McLean Audio Services are no strangers to the high-pressure world of live TV broadcasting. For many years they have been associated with most of Melbourne’s premier live Television and corporate events.
The Logie Awards are Australia’s premier awards for The Australian Television Industry and rate in the top echelon of ‘A’ list glitterati spectaculars, however this year’s show was to be even more technically demanding.
A live televised awards show accompanied by orchestral backing was not unusual. Normally, the orchestras musicians would be tucked up comfortably in a sound isolated off stage area and all performances would be carefully controlled and managed to optimise sonic results and minimise the technical difficulties that could impede a smooth television production.
In an adventurous departure from tradition, the show’s producer, Peter Wynne wanted to achieve greater musical impact for the audience with a “live concert feel” for the proceedings that would hopefully result in an event more reminiscent of the great showcase events when Television was in it’s early heyday.
The orchestra, stage band and performers would be performing and amplified live all in the same room as the audio system, audience and the TV production.
This was going to be a demanding task; the audio system must not intrude either visually or technically and any problems would be of the ‘career ending type’ in front of a very large viewing audience.
McLean Audio’s Richard Bilinski in consultation with Steve Delmenico Channel 9’s audio director for the event decided to try something new that he hoped would handle many of the potential problems in one swoop. The new Nexo Geo-S system had the directivity, compact size and lightweight that would make it easy to fly and control.
This was a bold move as this would be the first time McLean’s had employed the Nexo Geo S system at a live televised awards ceremony.
After modelling the venue with the proprietary Nexo Geo array software, considering all the camera angles and audience/performer positioning, four compact hangs of Geo were planned.
The L+R program was divided evenly between the four arrays. The outer hangs consisted of five Geo-s 805 and one 830 enclosures while the inner boxes consisted of four 805 and one 830. Richard and his crew found the array modelling software a very accurate prediction against actual performance with no sacrifice in coverage.
At the show’s end there was wall-to-wall smiles as the maiden gig for the Geo went off without a hitch.
Richard purchased the Geo system after an extensive evaluation of many of the line array technologies available.

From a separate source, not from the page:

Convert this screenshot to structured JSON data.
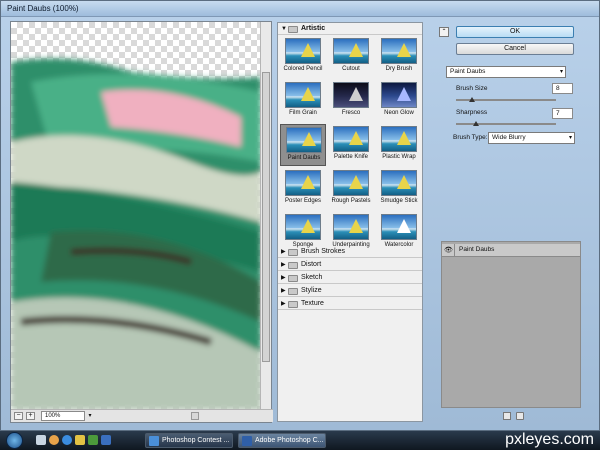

Not known for rushing in to the first fad product or believing spurious technical arguments, Richard and the crew at McLeans see the Geo as an effective tool in getting the right results when the event organiser says, “I’ve got this great idea but it’s probably impossible”.